Friday, September 2, 2016

Whiplash

Last week, my wife Shirley and I were in an automobile accident. We suffered no serious injuries, thank you, but the car was totaled and we were sore for several days. After the obligatory reflections on the meaning of life, I began to think critically about the biomechanics of auto accident injuries.

Our car was at a complete stop, and the idiot in the other car hit us from behind. The driver’s side air bag deployed and the impact pushed us off to the right of the road (we hit the car in front of us in the process), while the idiot’s car ended up on the opposite shoulder. It looked a little like this; we were m2 and the idiot was m1:


The police came and our poor car was carried off on a wrecker to a junk yard. Shirley and I walked home; the accident occurred about a quarter mile from our house.

My neck is still stiff. Presumably I suffered a classic—but not too severe—whiplash. Although Intermediate Physics for Medicine and Biology does not discuss whiplash, it does cover most of the concepts needed to understand it: acceleration, shear forces, torques, and biomechanics. Paul Davidovits describes whiplash briefly in Physics in Biology and Medicine. From the second edition:
"5.7  Whiplash Injury

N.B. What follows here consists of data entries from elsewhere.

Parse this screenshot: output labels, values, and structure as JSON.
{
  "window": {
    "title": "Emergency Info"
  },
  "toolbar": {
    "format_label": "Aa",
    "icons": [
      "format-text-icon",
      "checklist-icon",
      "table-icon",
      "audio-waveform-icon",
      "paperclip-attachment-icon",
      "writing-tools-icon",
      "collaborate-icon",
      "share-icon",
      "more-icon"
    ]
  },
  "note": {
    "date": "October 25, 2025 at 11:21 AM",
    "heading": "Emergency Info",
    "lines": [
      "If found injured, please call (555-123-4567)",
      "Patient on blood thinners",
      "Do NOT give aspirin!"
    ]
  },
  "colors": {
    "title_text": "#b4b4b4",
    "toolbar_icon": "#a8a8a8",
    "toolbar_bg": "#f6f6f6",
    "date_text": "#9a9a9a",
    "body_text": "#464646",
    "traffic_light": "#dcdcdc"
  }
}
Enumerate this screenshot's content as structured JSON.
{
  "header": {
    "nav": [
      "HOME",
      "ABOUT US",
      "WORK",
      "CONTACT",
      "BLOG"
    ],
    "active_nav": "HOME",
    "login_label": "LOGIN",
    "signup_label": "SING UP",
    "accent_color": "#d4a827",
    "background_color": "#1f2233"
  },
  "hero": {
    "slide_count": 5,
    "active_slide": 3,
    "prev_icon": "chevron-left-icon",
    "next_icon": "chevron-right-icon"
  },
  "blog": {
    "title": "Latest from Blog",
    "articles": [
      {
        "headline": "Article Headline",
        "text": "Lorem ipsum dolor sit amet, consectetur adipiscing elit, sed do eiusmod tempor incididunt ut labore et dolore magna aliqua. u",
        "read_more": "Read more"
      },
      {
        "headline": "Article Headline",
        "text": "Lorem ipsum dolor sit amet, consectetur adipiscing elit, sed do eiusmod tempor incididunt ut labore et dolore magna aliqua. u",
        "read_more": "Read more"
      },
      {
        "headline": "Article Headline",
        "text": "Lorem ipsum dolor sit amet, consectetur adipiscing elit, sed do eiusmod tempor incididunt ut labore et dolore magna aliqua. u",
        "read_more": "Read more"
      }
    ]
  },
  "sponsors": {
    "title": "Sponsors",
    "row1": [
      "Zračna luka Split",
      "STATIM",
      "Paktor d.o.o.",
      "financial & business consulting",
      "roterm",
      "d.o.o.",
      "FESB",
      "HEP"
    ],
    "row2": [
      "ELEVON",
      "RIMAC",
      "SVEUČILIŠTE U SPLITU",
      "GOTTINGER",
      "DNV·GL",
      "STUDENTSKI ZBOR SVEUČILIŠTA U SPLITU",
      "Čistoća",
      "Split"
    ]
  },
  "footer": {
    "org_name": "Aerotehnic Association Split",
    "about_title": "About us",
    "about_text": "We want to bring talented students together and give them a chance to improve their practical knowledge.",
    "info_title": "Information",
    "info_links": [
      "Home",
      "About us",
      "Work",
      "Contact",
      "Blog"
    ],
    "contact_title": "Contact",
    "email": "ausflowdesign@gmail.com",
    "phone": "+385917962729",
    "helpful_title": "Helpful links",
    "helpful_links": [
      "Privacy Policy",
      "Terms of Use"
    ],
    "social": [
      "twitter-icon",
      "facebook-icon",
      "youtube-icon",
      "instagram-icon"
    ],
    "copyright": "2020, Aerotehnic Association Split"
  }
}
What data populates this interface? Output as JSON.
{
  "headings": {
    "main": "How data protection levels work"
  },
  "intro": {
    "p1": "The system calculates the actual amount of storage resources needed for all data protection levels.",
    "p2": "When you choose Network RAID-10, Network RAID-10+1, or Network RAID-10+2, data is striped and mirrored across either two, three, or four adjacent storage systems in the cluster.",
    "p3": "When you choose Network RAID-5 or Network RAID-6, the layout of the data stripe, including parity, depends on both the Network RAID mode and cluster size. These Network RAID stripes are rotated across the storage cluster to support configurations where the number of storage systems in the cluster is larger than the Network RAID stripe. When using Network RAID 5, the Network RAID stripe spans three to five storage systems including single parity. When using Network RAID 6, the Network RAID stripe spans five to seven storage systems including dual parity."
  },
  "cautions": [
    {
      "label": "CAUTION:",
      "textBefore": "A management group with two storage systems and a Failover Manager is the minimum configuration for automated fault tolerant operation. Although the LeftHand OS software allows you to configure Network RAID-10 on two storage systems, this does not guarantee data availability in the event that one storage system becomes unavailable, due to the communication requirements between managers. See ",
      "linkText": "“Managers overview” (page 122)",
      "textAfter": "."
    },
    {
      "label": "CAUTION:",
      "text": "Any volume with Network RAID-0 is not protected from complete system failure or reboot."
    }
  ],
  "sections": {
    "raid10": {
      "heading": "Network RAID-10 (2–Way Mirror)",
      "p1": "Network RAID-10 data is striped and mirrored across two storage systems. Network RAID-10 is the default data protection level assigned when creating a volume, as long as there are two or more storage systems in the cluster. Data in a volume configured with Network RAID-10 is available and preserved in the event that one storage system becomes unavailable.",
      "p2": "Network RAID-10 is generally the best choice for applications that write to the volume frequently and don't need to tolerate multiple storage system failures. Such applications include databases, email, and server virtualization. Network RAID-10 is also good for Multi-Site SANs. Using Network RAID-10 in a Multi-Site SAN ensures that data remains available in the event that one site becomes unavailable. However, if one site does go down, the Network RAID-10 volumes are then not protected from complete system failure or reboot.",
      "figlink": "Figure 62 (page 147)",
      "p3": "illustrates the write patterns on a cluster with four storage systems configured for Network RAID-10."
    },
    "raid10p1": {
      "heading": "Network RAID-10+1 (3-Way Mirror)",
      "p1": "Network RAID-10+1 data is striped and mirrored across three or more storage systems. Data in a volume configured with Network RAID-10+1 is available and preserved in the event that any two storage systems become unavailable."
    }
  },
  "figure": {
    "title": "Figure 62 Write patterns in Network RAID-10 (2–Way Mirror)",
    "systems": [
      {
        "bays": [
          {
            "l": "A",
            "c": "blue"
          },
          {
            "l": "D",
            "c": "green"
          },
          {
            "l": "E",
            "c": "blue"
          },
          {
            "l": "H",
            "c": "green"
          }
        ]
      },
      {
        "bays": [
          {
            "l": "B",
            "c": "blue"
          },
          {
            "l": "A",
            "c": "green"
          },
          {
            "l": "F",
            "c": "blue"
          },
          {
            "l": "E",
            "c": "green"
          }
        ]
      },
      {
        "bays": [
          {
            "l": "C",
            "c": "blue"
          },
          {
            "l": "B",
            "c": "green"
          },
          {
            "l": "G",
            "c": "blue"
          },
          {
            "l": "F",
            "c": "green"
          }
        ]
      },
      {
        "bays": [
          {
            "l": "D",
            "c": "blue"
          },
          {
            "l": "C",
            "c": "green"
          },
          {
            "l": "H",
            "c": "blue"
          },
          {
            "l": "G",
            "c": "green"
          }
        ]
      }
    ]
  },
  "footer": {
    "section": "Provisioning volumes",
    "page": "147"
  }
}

Neck bones are rather delicate and can be fractured by even a moderate force. Fortunately the neck muscles are relatively strong and are capable of absorbing a considerable amount of energy. If, however, the impact is sudden, as in a rear-end collision, the body is accelerated in the forward direction by the back of the seat,  and the unsupported neck is then suddenly yanked back at full speed. Here the muscles do not respond fast enough and all the energy is absorbed by the neck bones, causing the well-known whiplash injury."
You can learn more about the physics of whiplash in the paper “Kinematics of a Head-Neck Model Simulating Whiplash” published in The Physics Teacher (Volume 46, Pages 88-91, 2008).
“In a typical rear-end collision, the vehicle accelerates forward when struck and the torso is pushed forward by the seat. The structural response of the cervical spine is dependent upon the acceleration-time pulse applied to the thoracic spine and interaction of the head and spinal components. During the initial phases of the impact, it is obvious that the lower cervical vertebrae move horizontally faster than the upper ones. The shear force is transmitted from the lower cervical vertebrae to the upper ones through soft tissues between adjacent vertebrae one level at a time. This shearing motion contributes to the initial development of an S-shape curvature of the neck (the upper cervical spine undergoes flexion while the lower part undergoes extension), which progresses to a C-shape curvature. At the end of the loading phase, the entire head-neck complex is under the extension mode with a single curvature. This implies the stretching of the anterior and compression of the posterior parts of the cervical spine.”
Here are links to videos showing what happens to the upper spine during whiplash:




Injury from whiplash depends on the acceleration. What sort of acceleration did my head undergo? I don’t know the speed of the idiot’s car, but I will guess it was 25 miles per hour, which is equal to about 11 meters per second. Most of the literature I have read suggests that the acceleration resulting from such impacts occurs in about a tenth of a second. Acceleration is change in speed divided by change in time (see Appendix B in IPMB), so (11 m/s)/(0.1 s) = 110 m/s2, which is about 11 times the acceleration of gravity, or 11 g. Yikes! Honestly, I don’t know the idiot’s speed. He may have been slowing down before he hit me, but I don’t recall any skidding noises just before impact.

What lesson do I take from this close call with death? My hero Isaac Asimov—who wrote over 500 books in his life—was asked what he would do if told he had only six months to live. His answer was “type faster.” Sounds like good advice to me!

Our car, after the accident.

1 comment:

  1. Wow! I hope you're recovering well. I admire your commitment to blogging!

    ReplyDelete